In an interview on ABC News which aired yesterday, Imam Feisal Rauf, who leads the Cordoba initiative which plans to open an Islamic center near the site of the World Trade Center, was asked why he does not want to relocate, in spite of strong opposition to the plan.
My major concern with moving it is that the headline in the Muslim world will be Islam is under attack in America, this will strengthen the radicals in the Muslim world, help their recruitment, this will put our people — our soldiers, our troops, our embassies, our citizens — under attack in the Muslim world and we have expanded and given and fueled terrorism.
Even if this genuinely represents the views of the imam, it is also the kind of argument one would expect to be proffered by a political consultant. Shift the debate away from religion towards national security. That’s the most easily defended political ground. Perhaps, but it also sounds lame and can be perceived as disingenuous. Moreover, if national opinion is being offended, potential damage to international opinion is the least persuasive basis on which to appeal to red-blooded Americans.
Whatever the repercussions might be outside the United States in the event that the backers of the Islamic center bow to pressure to relocate, the strongest argument for resisting such pressure should rest on the implications inside America.

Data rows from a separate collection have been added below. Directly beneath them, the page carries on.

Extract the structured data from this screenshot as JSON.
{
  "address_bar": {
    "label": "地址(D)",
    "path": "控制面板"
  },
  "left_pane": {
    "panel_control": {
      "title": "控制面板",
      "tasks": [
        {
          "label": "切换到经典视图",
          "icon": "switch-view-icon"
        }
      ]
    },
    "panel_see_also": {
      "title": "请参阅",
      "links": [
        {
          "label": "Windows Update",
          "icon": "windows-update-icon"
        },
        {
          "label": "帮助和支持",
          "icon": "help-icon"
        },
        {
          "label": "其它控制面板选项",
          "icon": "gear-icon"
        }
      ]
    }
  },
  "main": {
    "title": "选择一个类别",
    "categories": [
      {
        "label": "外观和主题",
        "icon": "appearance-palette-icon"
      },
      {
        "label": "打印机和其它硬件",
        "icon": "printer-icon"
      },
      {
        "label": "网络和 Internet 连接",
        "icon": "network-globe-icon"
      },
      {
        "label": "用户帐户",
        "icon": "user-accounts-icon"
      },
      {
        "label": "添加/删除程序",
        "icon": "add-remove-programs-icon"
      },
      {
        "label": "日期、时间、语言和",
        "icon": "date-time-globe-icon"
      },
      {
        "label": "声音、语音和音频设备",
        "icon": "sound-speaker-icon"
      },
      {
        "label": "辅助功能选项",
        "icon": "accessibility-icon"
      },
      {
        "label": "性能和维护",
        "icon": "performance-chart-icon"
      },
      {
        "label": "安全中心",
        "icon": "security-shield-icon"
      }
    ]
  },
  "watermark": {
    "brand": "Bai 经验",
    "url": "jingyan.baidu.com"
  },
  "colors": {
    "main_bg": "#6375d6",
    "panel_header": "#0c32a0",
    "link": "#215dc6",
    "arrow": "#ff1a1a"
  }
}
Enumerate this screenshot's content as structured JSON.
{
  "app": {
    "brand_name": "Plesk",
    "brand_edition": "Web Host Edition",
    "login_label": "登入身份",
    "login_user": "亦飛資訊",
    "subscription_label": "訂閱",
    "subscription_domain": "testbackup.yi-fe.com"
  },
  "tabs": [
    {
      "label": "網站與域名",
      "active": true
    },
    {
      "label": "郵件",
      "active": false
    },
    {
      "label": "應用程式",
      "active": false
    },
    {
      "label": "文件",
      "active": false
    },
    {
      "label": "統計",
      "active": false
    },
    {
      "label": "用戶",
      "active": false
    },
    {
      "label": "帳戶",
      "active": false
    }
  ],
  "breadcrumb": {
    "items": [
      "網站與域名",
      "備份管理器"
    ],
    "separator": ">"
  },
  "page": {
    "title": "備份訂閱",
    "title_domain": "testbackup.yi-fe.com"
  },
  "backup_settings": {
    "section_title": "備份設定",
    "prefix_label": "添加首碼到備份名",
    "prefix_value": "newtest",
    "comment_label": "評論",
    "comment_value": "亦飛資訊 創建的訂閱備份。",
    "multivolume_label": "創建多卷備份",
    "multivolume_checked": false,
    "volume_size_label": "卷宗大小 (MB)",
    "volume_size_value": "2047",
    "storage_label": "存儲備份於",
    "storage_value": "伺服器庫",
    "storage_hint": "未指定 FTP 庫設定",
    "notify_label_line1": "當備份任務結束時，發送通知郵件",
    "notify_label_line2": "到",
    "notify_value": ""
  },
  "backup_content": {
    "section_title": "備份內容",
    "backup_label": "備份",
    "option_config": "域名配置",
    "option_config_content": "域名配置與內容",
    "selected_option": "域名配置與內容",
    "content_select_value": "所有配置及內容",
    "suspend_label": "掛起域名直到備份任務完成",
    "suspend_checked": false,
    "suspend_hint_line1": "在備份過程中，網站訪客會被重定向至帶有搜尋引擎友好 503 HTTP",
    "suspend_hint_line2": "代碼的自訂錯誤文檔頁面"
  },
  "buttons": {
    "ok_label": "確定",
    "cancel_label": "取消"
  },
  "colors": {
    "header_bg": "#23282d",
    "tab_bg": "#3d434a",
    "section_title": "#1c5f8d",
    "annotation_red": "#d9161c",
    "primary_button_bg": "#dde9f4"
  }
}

Speaking with a surer, more passionate voice, Imam Rauf said:
[T]here’s growing Islamophobia in this country.
How else would you describe the fact that mosques around the country are now being attacked? We are Americans, too. As — we are — we are treated and talked about today as if — as if American Mus — and Muslims are not Americans.
We are Americans. We — we — we are — we are doctors. We are investment bankers. We are taxi drivers. We are store keepers. We are lawyers. We are — we are part of the fabric of America.
This points to the core issue which is not about Islam or Muslims per se — it’s about America’s commitment to advance as a pluralistic society.
In a discussion of the state of Islam in America, Eboo Patel, who serves as an interfaith adviser to President Obama, said: “This is a blip in the broader arc of inclusiveness that is America and the history books will read as they have read before that the forces of inclusiveness will defeat the forces of intolerance.”
Some may share Patel’s faith in America and many more will wish they had his confidence, but his interfaith evangelical fervor contrasts sharply with mounting evidence that America is actually heading in the opposite direction.
In an interview on the John Batchelor Show on Friday, Michael Vlahos, a professor at the US Naval War College, described the parallels between contemporary America and Germany in the 1930s during the period that laid the foundations for the rise of Hitler.
Our relationships with the world are taking on a depression era — and by that I mean a 1930s depression era — perspective of nativism… We look at the world as a threatening place and it’s a zero sum game. Everything that they gain, we lose. And therefore we are rejecting the very American universalism that made us great, and part of this is an objectification of threat as the other — as evil people who are trying to hurt and destroy us and hence you have this resonant image of both Muslims and Mexicans as a kind of infection of the American body. So that Americans feeling weak about their identity feel that their body is being infected by this bacterium.
On one hand you have Mexicans, who are penetrating and infecting us, and on the other hand you have Muslims — and the entire crisis over this mosque, the so-called “Ground Zero Mosque,” is really all about this fear that the world is coming after us. And this is a very powerful point of departure in which you have a sense that American identity, if you have the body being infected — now I’m using these metaphors, because these are the exact metaphors that Hitler used in the 20s: the notion that the German body was being infected, and who was it being infected by?… Communists and Jews. And so you see the same kind of dual infection of Muslims and Mexicans. And the fact is, this speaks to an America that is intensely anxious about its future and that is hunkering down and that has essentially thrown off its relationship to the world and is now looking at the world as a source of threat…
[The Bush administration] in its creation of the Department of Homeland Security, in the elaboration of this whole notion that the homeland was the key and the homeland was what it was all about, and that the world was out there to threaten us — this is very much like the deglobalization of the 1930s where we are pulling back from the rest of the world…
This then points to the ultimate irony: that as opponents of the Cordoba initiative hold up signs warning about an Islamic take over and as a staggering 52% of members of the White party (otherwise known as the GOP) believe that President Obama wants to impose Islamic law in America, these very Americans are unwittingly laying the foundations for the advance of fascism.